But democracy could still be saved. On May 19, 2010, the military moved in to disband the UDD. The death toll of the entire tragic ordeal from since the start of the protest is 87 deaths. Of which, 79 were civilians and eight were soldiers.When the smoke cleared and order restored, three things should have happened.
First, protest leaders who instigated violence and law breaking should have faced justice.
Second, military personnel who used excessive force that led to unnecessary deaths and casualties should have faced justice.
Third, a new round of elections.
Only one of the three happened, elections. Be that as it may, the democratic process pushed on, battered and bruised though it may be.
In the 2014 protest, we faced a similar situation, but with a drastically different result. On May 22, the military once again moved in to restore order. But this time, instead of restoring the rule of law on behalf of the democratically elected government, the military took over the country in a coup d’etat.
Bitter and sarcastic though it may be, the question then is: Why not? If the people on both sides of the political factions said “no” to democracy, for whatever reason, then why not? Why not a coup d’etat? Why not a military dictatorship? If self-interest and factionalism are placed above democracy as the national aspiration, then why not?
The world is not all sunshine and rainbows; it is what we make of it. We live under a military dictatorship, because the people are blinded by political factionalism and consumed by tribal allegiance. Where self-interest and partisanship are championed at the expense of national progress.
We didn’t lose democracy. We gave it away.
The superstitious among us may say we are caught in some sort of a karmic cycle. We first won democracy through a coup d’etat in 1932. We lost democracy through a coup d’etat in 2014. Altogether, in the past 85 years since 1932, there have been 20 coup d’etats, both successful and failed. Get out a calculator, and we have one coup d’etat every 4.25 years. They’re almost as frequent as the Olympics or World Cup.
But Thailand is a fortunate nation. Somehow we always find ourselves back to some semblance of democracy. We will again have elections and democracy, once the power-that-be is done consolidating power. It will be a semi-, quasi- or fractional-democracy at first, but at least it’s a step forward, after a big tumble backward.
The question then is, how to break the cycle of coup d’etats? No one person has all the answers, but one thing is for certain. If we the people don’t make democracy a national pursuit. If we don’t make freedom, liberty and human rights our national identity. Then surely we would end up giving democracy away again. Bear in mind that there are many in this country who still prefer the absolutism of a totalitarian regime.
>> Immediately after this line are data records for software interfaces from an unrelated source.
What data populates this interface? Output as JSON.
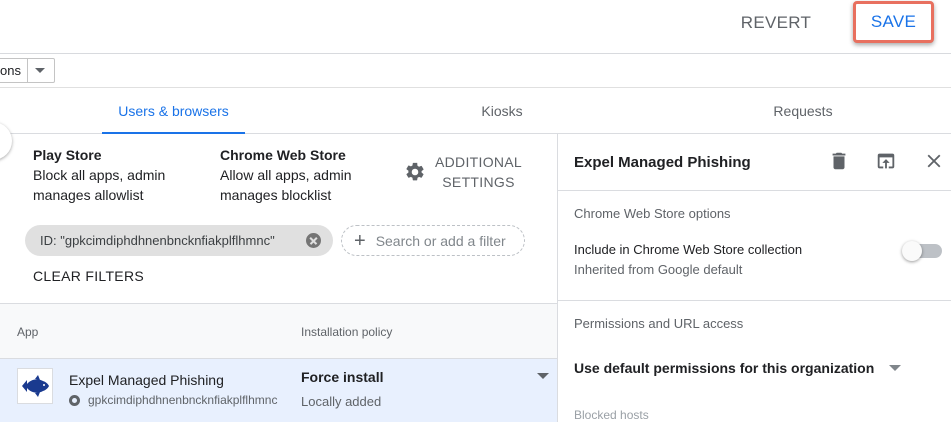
{
  "header": {
    "revert_label": "REVERT",
    "save_label": "SAVE"
  },
  "org_unit": {
    "value_fragment": "ons"
  },
  "tabs": [
    {
      "label": "Users & browsers",
      "active": true
    },
    {
      "label": "Kiosks",
      "active": false
    },
    {
      "label": "Requests",
      "active": false
    }
  ],
  "store_settings": {
    "play_store": {
      "title": "Play Store",
      "line1": "Block all apps, admin",
      "line2": "manages allowlist"
    },
    "chrome_web_store": {
      "title": "Chrome Web Store",
      "line1": "Allow all apps, admin",
      "line2": "manages blocklist"
    },
    "additional_settings": {
      "line1": "ADDITIONAL",
      "line2": "SETTINGS",
      "icon": "gear-icon"
    }
  },
  "filters": {
    "chip_label": "ID: \"gpkcimdiphdhnenbncknfiakplflhmnc\"",
    "search_placeholder": "Search or add a filter",
    "clear_label": "CLEAR FILTERS"
  },
  "table": {
    "columns": [
      "App",
      "Installation policy"
    ],
    "rows": [
      {
        "name": "Expel Managed Phishing",
        "id": "gpkcimdiphdhnenbncknfiakplflhmnc",
        "policy": "Force install",
        "policy_note": "Locally added"
      }
    ]
  },
  "detail_panel": {
    "title": "Expel Managed Phishing",
    "icons": [
      "trash-icon",
      "open-in-new-icon",
      "close-icon"
    ],
    "cws_section": "Chrome Web Store options",
    "include_label": "Include in Chrome Web Store collection",
    "include_sub": "Inherited from Google default",
    "include_enabled": false,
    "permissions_section": "Permissions and URL access",
    "permissions_value": "Use default permissions for this organization",
    "blocked_hosts_label": "Blocked hosts"
  },
  "colors": {
    "accent": "#1a73e8",
    "highlight_border": "#e8705f",
    "selected_row": "#e8f0fe",
    "app_icon_blue": "#1a3a8f"
  }
}
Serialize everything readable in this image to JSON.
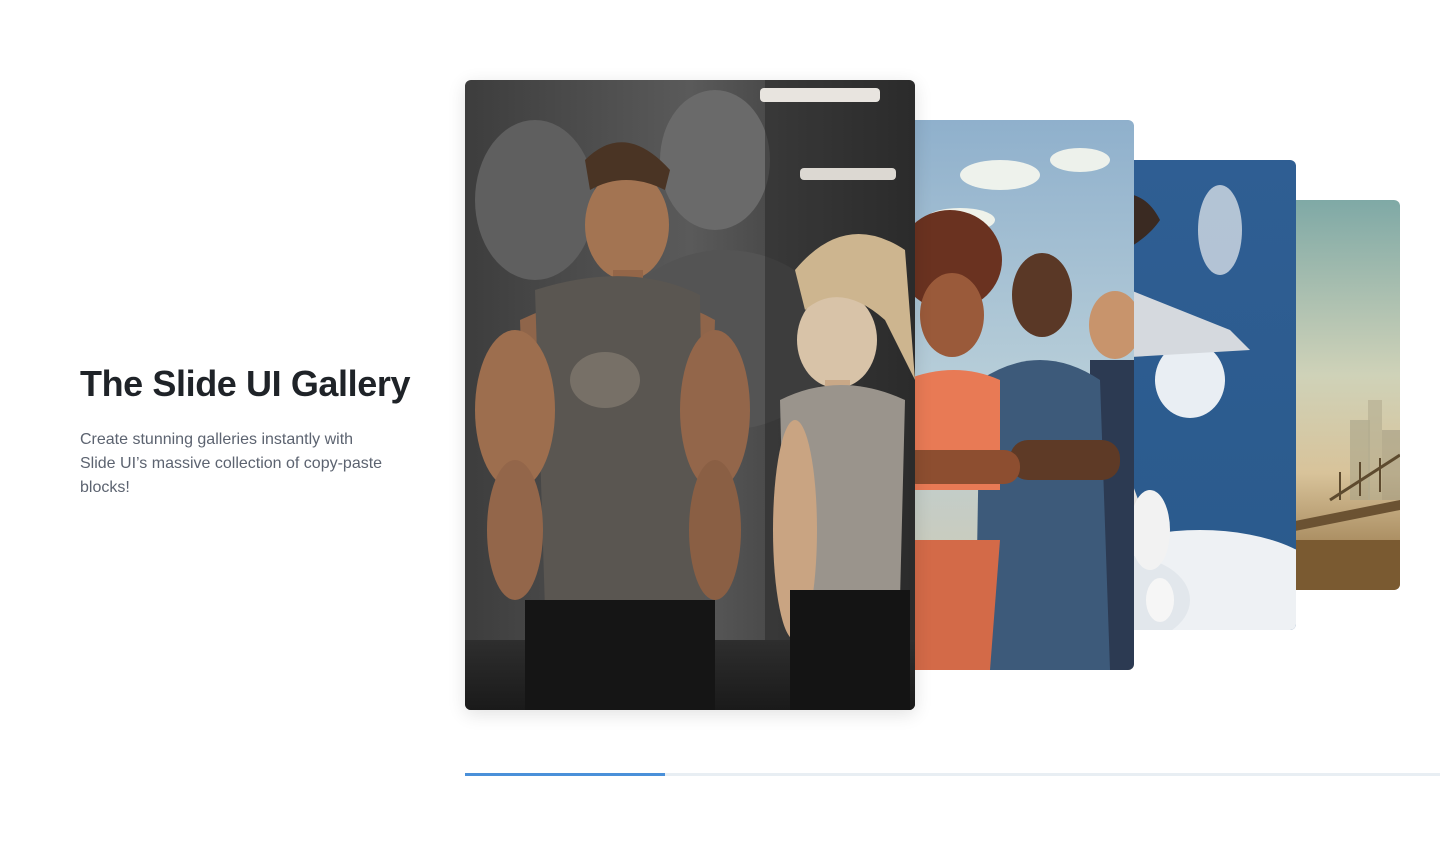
{
  "gallery": {
    "title": "The Slide UI Gallery",
    "description": "Create stunning galleries instantly with Slide UI’s massive collection of copy-paste blocks!",
    "slides": [
      {
        "icon": "gym-couple-photo",
        "alt": ""
      },
      {
        "icon": "athletes-group-photo",
        "alt": ""
      },
      {
        "icon": "jumping-runner-photo",
        "alt": ""
      },
      {
        "icon": "city-bridge-photo",
        "alt": ""
      }
    ],
    "progress": 0.205
  },
  "colors": {
    "title": "#1f2328",
    "text": "#5c6370",
    "progress_fill": "#4a90d9",
    "progress_track": "#e8eef3"
  }
}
There is no mystical karmic cycle, just foolishness in repeating the same pattern, while making offerings to holy shrines and mythical gods and spirits, praying for a different result. People’s power is a wonderful and dangerous thing. The consequence of our action is exactly as we deserve.
Thailand is, and will be, what we make of it.